A lot of my clients are getting these scam phone calls. Even my 19 year-old son has gotten two on his phone this month.
I get asked two things:
- is it real? (the answer is NO!), and
- can I report them?
Yes, you can report them. Simply put, send an email to the IRS with the phone number of the scam collector. You can send it here: firstname.lastname@example.org.
Even better, the IRS has set up a special form for I.R.S. Impersonation Scam Reporting. Fill it out, and hopefully they’ll be able to shut the number down.
What’s sad is that the calls continue. Scam Phone Calls Continue; IRS Identifies Five Easy Ways to Spot Suspicious Calls. If you get one and are worried about it, give me call. Hopefully we can go over it together and put your mind at ease.
It’s possible, but very very unlikely.
I’ve filed over 2,000 bk cases under my name, and as far as I know, I’ve only had one client get charged with fraud for financial actions he took prior to bankruptcy. He took $120,000 of someone’s life savings and invested it poorly. When the investor emailed my client asking about the status of his money, my client responded via email, “I blew it on candy and a trophy bride here in Costa Rica.” Things did not go well for my client when the investor contacted the U.S. Attorney’s office and presented them with this written accounting from my client.
However, that’s a pretty extreme example, and I didn’t know about it at the time I filed his case and honestly try to avoid cases which might get scary.
Today a potential client asked me if his charges on an American Express card two months ago could result in a criminal fraud complaint against him. I told him probably not, but his case was a little unique. I sent him to another attorney who is better with questionable fact patterns like that one.

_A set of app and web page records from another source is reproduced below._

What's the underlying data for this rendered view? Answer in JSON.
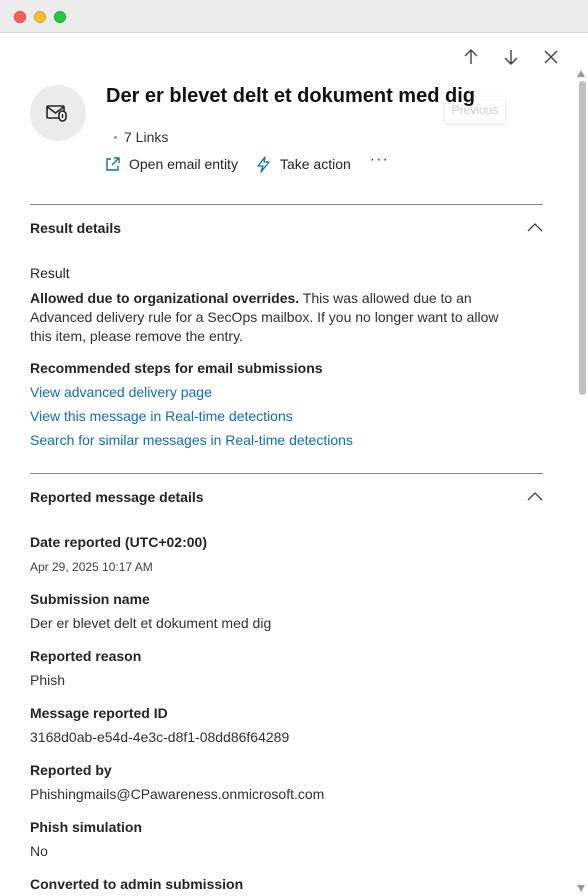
{
  "window": {
    "controls": [
      "close",
      "minimize",
      "zoom"
    ]
  },
  "nav": {
    "up_icon": "arrow-up-icon",
    "down_icon": "arrow-down-icon",
    "close_icon": "close-icon",
    "tooltip": "Previous"
  },
  "header": {
    "avatar_icon": "mail-attachment-icon",
    "title": "Der er blevet delt et dokument med dig",
    "links": "7 Links",
    "open_email_entity": "Open email entity",
    "take_action": "Take action",
    "more": "···"
  },
  "result_details": {
    "section_title": "Result details",
    "result_label": "Result",
    "result_bold": "Allowed due to organizational overrides.",
    "result_text": " This was allowed due to an Advanced delivery rule for a SecOps mailbox. If you no longer want to allow this item, please remove the entry.",
    "steps_label": "Recommended steps for email submissions",
    "links": [
      "View advanced delivery page",
      "View this message in Real-time detections",
      "Search for similar messages in Real-time detections"
    ]
  },
  "reported_message_details": {
    "section_title": "Reported message details",
    "fields": [
      {
        "label": "Date reported (UTC+02:00)",
        "value": "Apr 29, 2025 10:17 AM"
      },
      {
        "label": "Submission name",
        "value": "Der er blevet delt et dokument med dig"
      },
      {
        "label": "Reported reason",
        "value": "Phish"
      },
      {
        "label": "Message reported ID",
        "value": "3168d0ab-e54d-4e3c-d8f1-08dd86f64289"
      },
      {
        "label": "Reported by",
        "value": "Phishingmails@CPawareness.onmicrosoft.com"
      },
      {
        "label": "Phish simulation",
        "value": "No"
      },
      {
        "label": "Converted to admin submission",
        "value": ""
      }
    ]
  },
  "colors": {
    "link": "#0f6cbd",
    "divider": "#8a8886",
    "avatar_bg": "#ececec"
  }
}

Normally, there is no fraud because no one wants to go bankrupt, and no one tries to plan out the perfect way to charge up credit cards before filing. If you do, the creditor can sue you to make you pay it back in spite of the bk: If I use my credit card right before I file bankruptcy, can they object and throw it out?
So it is possible, but in my experience, criminal charges are very unlikely unless you’ve done something truly awful and outrageous. Charging groceries on your credit card 2 weeks before you meet with me to discuss bankruptcy isn’t going to result in jail time.